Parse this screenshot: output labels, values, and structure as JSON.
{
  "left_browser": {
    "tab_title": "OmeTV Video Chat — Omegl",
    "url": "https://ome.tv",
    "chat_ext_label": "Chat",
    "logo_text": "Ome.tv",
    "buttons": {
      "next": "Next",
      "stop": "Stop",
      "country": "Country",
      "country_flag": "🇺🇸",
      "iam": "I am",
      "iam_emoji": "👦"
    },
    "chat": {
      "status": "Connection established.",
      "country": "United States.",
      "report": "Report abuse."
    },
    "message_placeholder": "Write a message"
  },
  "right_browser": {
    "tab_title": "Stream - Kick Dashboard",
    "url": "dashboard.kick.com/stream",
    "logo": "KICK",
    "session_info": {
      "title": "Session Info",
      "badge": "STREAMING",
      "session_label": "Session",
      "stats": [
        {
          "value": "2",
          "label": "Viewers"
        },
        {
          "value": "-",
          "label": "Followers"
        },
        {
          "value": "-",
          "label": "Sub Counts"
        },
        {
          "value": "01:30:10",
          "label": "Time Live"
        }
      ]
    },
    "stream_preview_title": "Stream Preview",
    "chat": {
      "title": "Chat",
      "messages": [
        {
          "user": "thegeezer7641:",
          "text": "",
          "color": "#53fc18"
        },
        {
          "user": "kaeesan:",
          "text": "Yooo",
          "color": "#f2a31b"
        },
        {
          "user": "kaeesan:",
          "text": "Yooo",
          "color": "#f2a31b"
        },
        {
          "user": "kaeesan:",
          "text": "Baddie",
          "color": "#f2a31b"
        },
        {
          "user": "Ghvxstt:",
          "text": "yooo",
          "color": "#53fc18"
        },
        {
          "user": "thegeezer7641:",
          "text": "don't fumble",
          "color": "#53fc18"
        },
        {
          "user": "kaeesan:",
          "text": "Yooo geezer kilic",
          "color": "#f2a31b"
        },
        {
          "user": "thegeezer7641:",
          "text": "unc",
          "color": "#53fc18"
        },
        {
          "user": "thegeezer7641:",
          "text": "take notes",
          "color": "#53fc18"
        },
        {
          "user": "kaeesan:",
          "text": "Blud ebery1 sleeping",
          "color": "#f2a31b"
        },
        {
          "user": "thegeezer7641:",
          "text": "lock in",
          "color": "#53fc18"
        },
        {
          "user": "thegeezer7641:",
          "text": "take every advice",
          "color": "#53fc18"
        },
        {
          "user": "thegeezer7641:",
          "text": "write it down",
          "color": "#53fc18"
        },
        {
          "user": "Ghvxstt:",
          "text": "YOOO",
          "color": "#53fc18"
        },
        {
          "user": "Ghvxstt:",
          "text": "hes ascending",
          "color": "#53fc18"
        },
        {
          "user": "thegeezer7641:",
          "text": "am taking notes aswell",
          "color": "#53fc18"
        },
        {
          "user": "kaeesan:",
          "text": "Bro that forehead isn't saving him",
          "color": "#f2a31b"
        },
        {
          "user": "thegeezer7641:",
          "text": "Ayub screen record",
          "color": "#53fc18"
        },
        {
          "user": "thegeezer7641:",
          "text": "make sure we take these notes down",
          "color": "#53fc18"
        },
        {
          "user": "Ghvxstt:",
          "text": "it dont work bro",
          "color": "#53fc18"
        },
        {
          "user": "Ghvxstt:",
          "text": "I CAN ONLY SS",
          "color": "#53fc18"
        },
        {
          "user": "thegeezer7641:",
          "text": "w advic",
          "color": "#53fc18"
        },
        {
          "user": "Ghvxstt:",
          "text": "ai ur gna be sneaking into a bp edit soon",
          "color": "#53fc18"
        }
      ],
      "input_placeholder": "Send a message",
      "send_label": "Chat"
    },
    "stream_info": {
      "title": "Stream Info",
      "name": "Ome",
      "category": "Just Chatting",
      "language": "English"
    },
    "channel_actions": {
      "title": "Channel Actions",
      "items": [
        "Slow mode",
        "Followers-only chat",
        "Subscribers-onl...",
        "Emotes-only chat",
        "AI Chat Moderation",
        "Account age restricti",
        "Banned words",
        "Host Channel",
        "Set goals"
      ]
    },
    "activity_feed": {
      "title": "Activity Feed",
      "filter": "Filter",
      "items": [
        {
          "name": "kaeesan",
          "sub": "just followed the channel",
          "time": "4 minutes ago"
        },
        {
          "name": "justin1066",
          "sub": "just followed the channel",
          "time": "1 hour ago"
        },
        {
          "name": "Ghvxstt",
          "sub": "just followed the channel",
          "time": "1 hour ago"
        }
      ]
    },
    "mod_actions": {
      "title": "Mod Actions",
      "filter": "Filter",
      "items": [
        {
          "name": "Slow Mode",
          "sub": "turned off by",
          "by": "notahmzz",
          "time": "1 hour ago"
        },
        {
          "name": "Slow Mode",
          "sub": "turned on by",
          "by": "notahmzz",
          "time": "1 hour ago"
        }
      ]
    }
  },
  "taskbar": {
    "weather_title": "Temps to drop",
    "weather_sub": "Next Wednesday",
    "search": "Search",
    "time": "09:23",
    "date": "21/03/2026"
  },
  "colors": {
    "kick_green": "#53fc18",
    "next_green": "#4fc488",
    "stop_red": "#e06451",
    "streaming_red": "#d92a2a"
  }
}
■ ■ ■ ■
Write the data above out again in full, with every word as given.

Parse this screenshot: output labels, values, and structure as JSON.
{
  "left_browser": {
    "tab_title": "OmeTV Video Chat — Omegl",
    "url": "https://ome.tv",
    "chat_ext_label": "Chat",
    "logo_text": "Ome.tv",
    "buttons": {
      "next": "Next",
      "stop": "Stop",
      "country": "Country",
      "country_flag": "🇺🇸",
      "iam": "I am",
      "iam_emoji": "👦"
    },
    "chat": {
      "status": "Connection established.",
      "country": "United States.",
      "report": "Report abuse."
    },
    "message_placeholder": "Write a message"
  },
  "right_browser": {
    "tab_title": "Stream - Kick Dashboard",
    "url": "dashboard.kick.com/stream",
    "logo": "KICK",
    "session_info": {
      "title": "Session Info",
      "badge": "STREAMING",
      "session_label": "Session",
      "stats": [
        {
          "value": "2",
          "label": "Viewers"
        },
        {
          "value": "-",
          "label": "Followers"
        },
        {
          "value": "-",
          "label": "Sub Counts"
        },
        {
          "value": "01:30:10",
          "label": "Time Live"
        }
      ]
    },
    "stream_preview_title": "Stream Preview",
    "chat": {
      "title": "Chat",
      "messages": [
        {
          "user": "thegeezer7641:",
          "text": "",
          "color": "#53fc18"
        },
        {
          "user": "kaeesan:",
          "text": "Yooo",
          "color": "#f2a31b"
        },
        {
          "user": "kaeesan:",
          "text": "Yooo",
          "color": "#f2a31b"
        },
        {
          "user": "kaeesan:",
          "text": "Baddie",
          "color": "#f2a31b"
        },
        {
          "user": "Ghvxstt:",
          "text": "yooo",
          "color": "#53fc18"
        },
        {
          "user": "thegeezer7641:",
          "text": "don't fumble",
          "color": "#53fc18"
        },
        {
          "user": "kaeesan:",
          "text": "Yooo geezer kilic",
          "color": "#f2a31b"
        },
        {
          "user": "thegeezer7641:",
          "text": "unc",
          "color": "#53fc18"
        },
        {
          "user": "thegeezer7641:",
          "text": "take notes",
          "color": "#53fc18"
        },
        {
          "user": "kaeesan:",
          "text": "Blud ebery1 sleeping",
          "color": "#f2a31b"
        },
        {
          "user": "thegeezer7641:",
          "text": "lock in",
          "color": "#53fc18"
        },
        {
          "user": "thegeezer7641:",
          "text": "take every advice",
          "color": "#53fc18"
        },
        {
          "user": "thegeezer7641:",
          "text": "write it down",
          "color": "#53fc18"
        },
        {
          "user": "Ghvxstt:",
          "text": "YOOO",
          "color": "#53fc18"
        },
        {
          "user": "Ghvxstt:",
          "text": "hes ascending",
          "color": "#53fc18"
        },
        {
          "user": "thegeezer7641:",
          "text": "am taking notes aswell",
          "color": "#53fc18"
        },
        {
          "user": "kaeesan:",
          "text": "Bro that forehead isn't saving him",
          "color": "#f2a31b"
        },
        {
          "user": "thegeezer7641:",
          "text": "Ayub screen record",
          "color": "#53fc18"
        },
        {
          "user": "thegeezer7641:",
          "text": "make sure we take these notes down",
          "color": "#53fc18"
        },
        {
          "user": "Ghvxstt:",
          "text": "it dont work bro",
          "color": "#53fc18"
        },
        {
          "user": "Ghvxstt:",
          "text": "I CAN ONLY SS",
          "color": "#53fc18"
        },
        {
          "user": "thegeezer7641:",
          "text": "w advic",
          "color": "#53fc18"
        },
        {
          "user": "Ghvxstt:",
          "text": "ai ur gna be sneaking into a bp edit soon",
          "color": "#53fc18"
        }
      ],
      "input_placeholder": "Send a message",
      "send_label": "Chat"
    },
    "stream_info": {
      "title": "Stream Info",
      "name": "Ome",
      "category": "Just Chatting",
      "language": "English"
    },
    "channel_actions": {
      "title": "Channel Actions",
      "items": [
        "Slow mode",
        "Followers-only chat",
        "Subscribers-onl...",
        "Emotes-only chat",
        "AI Chat Moderation",
        "Account age restricti",
        "Banned words",
        "Host Channel",
        "Set goals"
      ]
    },
    "activity_feed": {
      "title": "Activity Feed",
      "filter": "Filter",
      "items": [
        {
          "name": "kaeesan",
          "sub": "just followed the channel",
          "time": "4 minutes ago"
        },
        {
          "name": "justin1066",
          "sub": "just followed the channel",
          "time": "1 hour ago"
        },
        {
          "name": "Ghvxstt",
          "sub": "just followed the channel",
          "time": "1 hour ago"
        }
      ]
    },
    "mod_actions": {
      "title": "Mod Actions",
      "filter": "Filter",
      "items": [
        {
          "name": "Slow Mode",
          "sub": "turned off by",
          "by": "notahmzz",
          "time": "1 hour ago"
        },
        {
          "name": "Slow Mode",
          "sub": "turned on by",
          "by": "notahmzz",
          "time": "1 hour ago"
        }
      ]
    }
  },
  "taskbar": {
    "weather_title": "Temps to drop",
    "weather_sub": "Next Wednesday",
    "search": "Search",
    "time": "09:23",
    "date": "21/03/2026"
  },
  "colors": {
    "kick_green": "#53fc18",
    "next_green": "#4fc488",
    "stop_red": "#e06451",
    "streaming_red": "#d92a2a"
  }
}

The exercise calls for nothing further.